The Total Worker Health approach brings together all aspects of work in integrated interventions that collectively address worker safety, health, and well-being. This integrated approach:

  • Focuses on how the workplace environment can eliminate or reduce risks and enhance overall worker health
  • Goes beyond traditional safety and health concerns in recognition of the relationship between work and nonwork conditions
  • Offers a holistic model for improving workforce safety, health, and well-being
  • Provides a path to improving worker creativity, innovation, and productivity by creating work environments that are safe, health-enhancing, and fulfilling

Why it matters

The Total Worker Health approach benefits workers, employers, and communities. Employers indicate that, by emphasizing a Total Worker Health focus, they accrue competitive advantages related to:

  • Recruitment
  • Retention
  • Employee satisfaction
  • Community engagement and reputation
  • Sustainable workforce culture1

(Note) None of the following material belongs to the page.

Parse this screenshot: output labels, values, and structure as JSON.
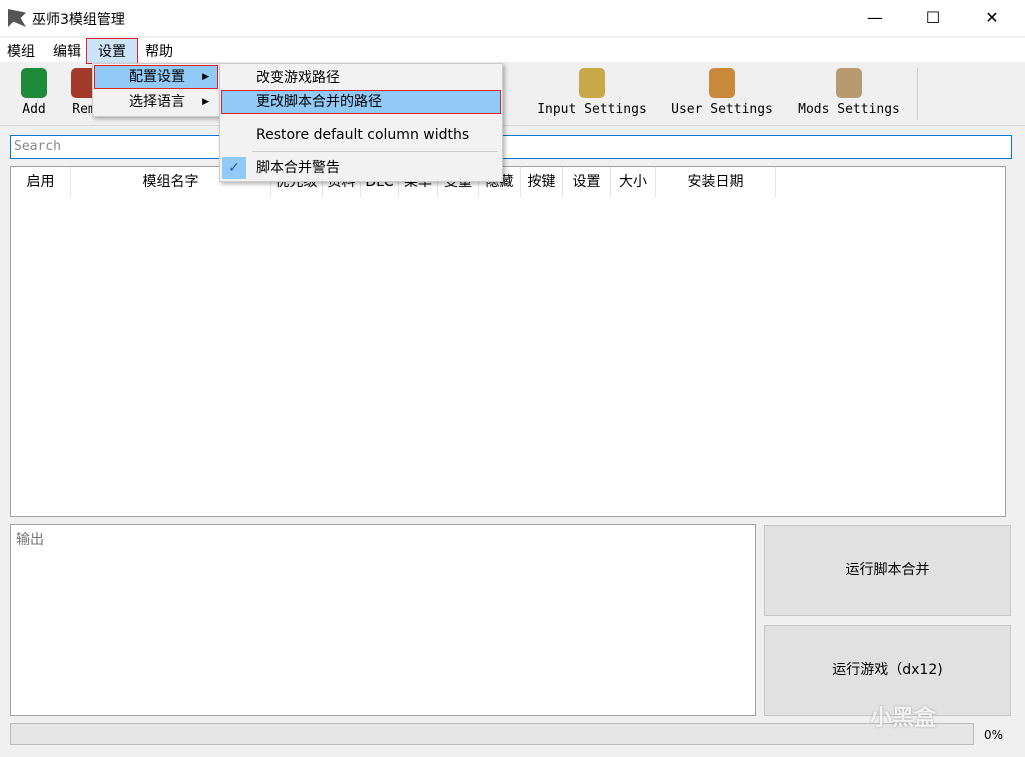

Risk factors in the workplace may contribute to health problems previously considered unrelated to work. For example, there are work-related risk factors that can lead to health conditions like:

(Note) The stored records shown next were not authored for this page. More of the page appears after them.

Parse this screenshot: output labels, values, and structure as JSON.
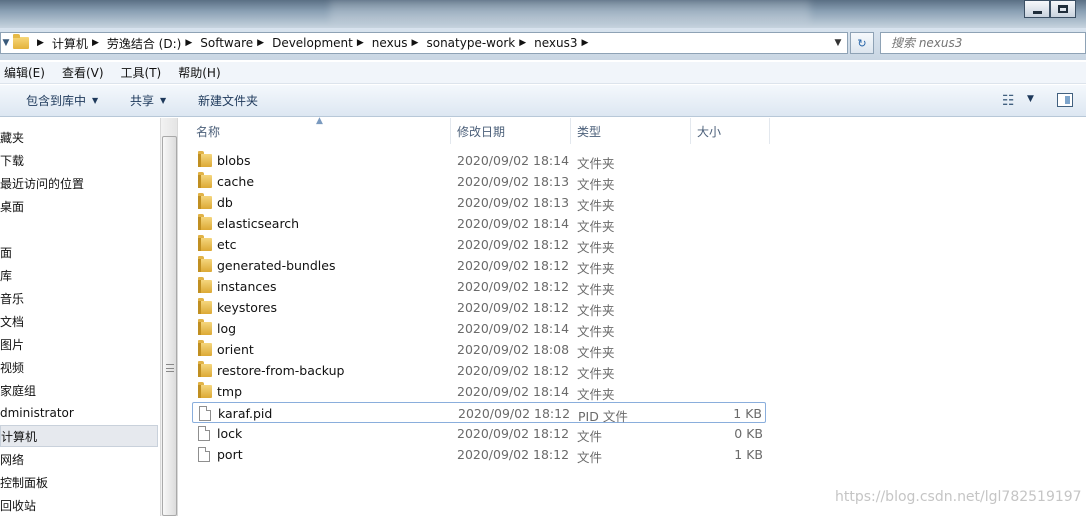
{
  "window": {},
  "address": {
    "crumbs": [
      "计算机",
      "劳逸结合 (D:)",
      "Software",
      "Development",
      "nexus",
      "sonatype-work",
      "nexus3"
    ],
    "search_placeholder": "搜索 nexus3"
  },
  "menu": [
    "编辑(E)",
    "查看(V)",
    "工具(T)",
    "帮助(H)"
  ],
  "toolbar": {
    "include_library": "包含到库中",
    "share": "共享",
    "new_folder": "新建文件夹"
  },
  "nav": [
    {
      "label": "藏夹",
      "indent": 0
    },
    {
      "label": "下载",
      "indent": 0
    },
    {
      "label": "最近访问的位置",
      "indent": 0
    },
    {
      "label": "桌面",
      "indent": 0
    },
    {
      "label": "",
      "indent": 0
    },
    {
      "label": "面",
      "indent": 0
    },
    {
      "label": "库",
      "indent": 0
    },
    {
      "label": "音乐",
      "indent": 0
    },
    {
      "label": "文档",
      "indent": 0
    },
    {
      "label": "图片",
      "indent": 0
    },
    {
      "label": "视频",
      "indent": 0
    },
    {
      "label": "家庭组",
      "indent": 0
    },
    {
      "label": "dministrator",
      "indent": 0
    },
    {
      "label": "计算机",
      "indent": 0
    },
    {
      "label": "网络",
      "indent": 0
    },
    {
      "label": "控制面板",
      "indent": 0
    },
    {
      "label": "回收站",
      "indent": 0
    }
  ],
  "columns": {
    "name": "名称",
    "date": "修改日期",
    "type": "类型",
    "size": "大小"
  },
  "files": [
    {
      "name": "blobs",
      "date": "2020/09/02 18:14",
      "type": "文件夹",
      "size": "",
      "icon": "folder-icon"
    },
    {
      "name": "cache",
      "date": "2020/09/02 18:13",
      "type": "文件夹",
      "size": "",
      "icon": "folder-icon"
    },
    {
      "name": "db",
      "date": "2020/09/02 18:13",
      "type": "文件夹",
      "size": "",
      "icon": "folder-icon"
    },
    {
      "name": "elasticsearch",
      "date": "2020/09/02 18:14",
      "type": "文件夹",
      "size": "",
      "icon": "folder-icon"
    },
    {
      "name": "etc",
      "date": "2020/09/02 18:12",
      "type": "文件夹",
      "size": "",
      "icon": "folder-icon"
    },
    {
      "name": "generated-bundles",
      "date": "2020/09/02 18:12",
      "type": "文件夹",
      "size": "",
      "icon": "folder-icon"
    },
    {
      "name": "instances",
      "date": "2020/09/02 18:12",
      "type": "文件夹",
      "size": "",
      "icon": "folder-icon"
    },
    {
      "name": "keystores",
      "date": "2020/09/02 18:12",
      "type": "文件夹",
      "size": "",
      "icon": "folder-icon"
    },
    {
      "name": "log",
      "date": "2020/09/02 18:14",
      "type": "文件夹",
      "size": "",
      "icon": "folder-icon"
    },
    {
      "name": "orient",
      "date": "2020/09/02 18:08",
      "type": "文件夹",
      "size": "",
      "icon": "folder-icon"
    },
    {
      "name": "restore-from-backup",
      "date": "2020/09/02 18:12",
      "type": "文件夹",
      "size": "",
      "icon": "folder-icon"
    },
    {
      "name": "tmp",
      "date": "2020/09/02 18:14",
      "type": "文件夹",
      "size": "",
      "icon": "folder-icon"
    },
    {
      "name": "karaf.pid",
      "date": "2020/09/02 18:12",
      "type": "PID 文件",
      "size": "1 KB",
      "icon": "file-icon"
    },
    {
      "name": "lock",
      "date": "2020/09/02 18:12",
      "type": "文件",
      "size": "0 KB",
      "icon": "file-icon"
    },
    {
      "name": "port",
      "date": "2020/09/02 18:12",
      "type": "文件",
      "size": "1 KB",
      "icon": "file-icon"
    }
  ],
  "watermark": "https://blog.csdn.net/lgl782519197"
}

  • Obesity23
  • Sleep disorders4
  • Cardiovascular disease5
  • Depression678

The program fosters research to increase understanding of health conditions that may not arise from work but are affected by work. The approach targets the conditions of work to both protect workers from hazards and advance their health and well-being.

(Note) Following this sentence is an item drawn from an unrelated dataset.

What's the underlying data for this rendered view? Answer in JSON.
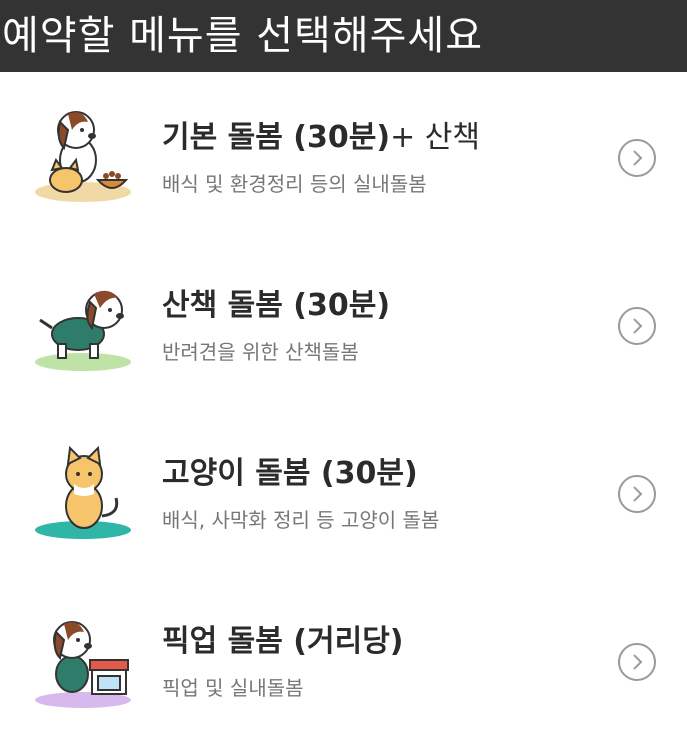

The approach recognizes emerging work issues that present risks for the workforce. It is important to understand, prevent, and reduce these risks. There is a wide-ranging list of issues relevant to advancing worker safety, health, and well-being, including those relevant to:

  • Prevention and control of hazards and exposures
  • Built environment and community supports
  • Compensation and benefits
  • Healthy leadership and policies
  • Technology
  • Work arrangements and work organization
  • Workforce demographics

Implementation strategies

To start effective workplace programs, investments must address hazardous working conditions. Safeguards must be in place to protect workers and keep workplaces safe.

Fundamentals of Total Worker Health Approaches‎

This workbook is a practical starting point to implement workplace programs aligned with the Total Worker Health approach. Employers, workers, labor representatives, and anyone interested in the approach can use the workbook.
  1. Howard J, Chosewood LC, Hudson HL [2016]. Letter to the editor: The perils of integrating wellness and safety and health and the possibility of a worker-oriented alternative. New Solut 26(3):345–348. https://doi.org/10.1177/1048291116656631
  2. Luckhaupt SE, Cohen MA, Jia L, Calvert GM [2014]. Prevalence of obesity among U.S. workers and associations with occupational factors. Am J Prev Med 46(3):237-248. https://doi.org/10.1016/j.amepre.2013.11.002.
  3. Nobrega S, Champagne N, Abreu M, Goldstein-Gelb M, Montano M, Lopez I, Arevalo J, Bruce S, Laura Punnett L [2015]. Obesity/Overweight and the role of working conditions: A qualitative, participatory investigation. Health Promotion Practice 17(1), 127–136. https://doi.org/10.1177/1524839915602439.
  4. Caruso [2013]. Negative impacts of shiftwork and long work hours. Rehabil Nurs 39(1):16-25. https://doi.org/10.1002/rnj.107
  5. CDC [2014]. Prevalence of coronary heart disease or stroke among workers aged <55 Years — United States, 2008–2012. MMWR 63(30):645-649. https://www.cdc.gov/mmwr/pdf/wk/mm6330.pdf
  6. Arcury TA, Grzywacz JG, Chen H, Mora DC, Quandt SA [2014]. Work organization and health among immigrant women: Latina manual workers in North Carolina. American Journal of Public Health 104(12):2445-2452. https://doi.org/10.2105/AJPH.2013.301587
  7. Rayens MK, Reed DB [2013]. Predictors of depressive symptoms in older rural couples: The impact of work, stress and health. The Journal of Rural Health 30(1):59-68. https://doi.org/10.1111/jrh.12028
  8. Wulsin L, Alterman T, Bushnell PT, Li J, Shen R [2014]. Prevalence rates for depression by industry: A claims database analysis. Soc Psychiatry Psychiatr Epidemiol 49:1805-1821. https://doi.org/10.1007/s00127-014-0891-3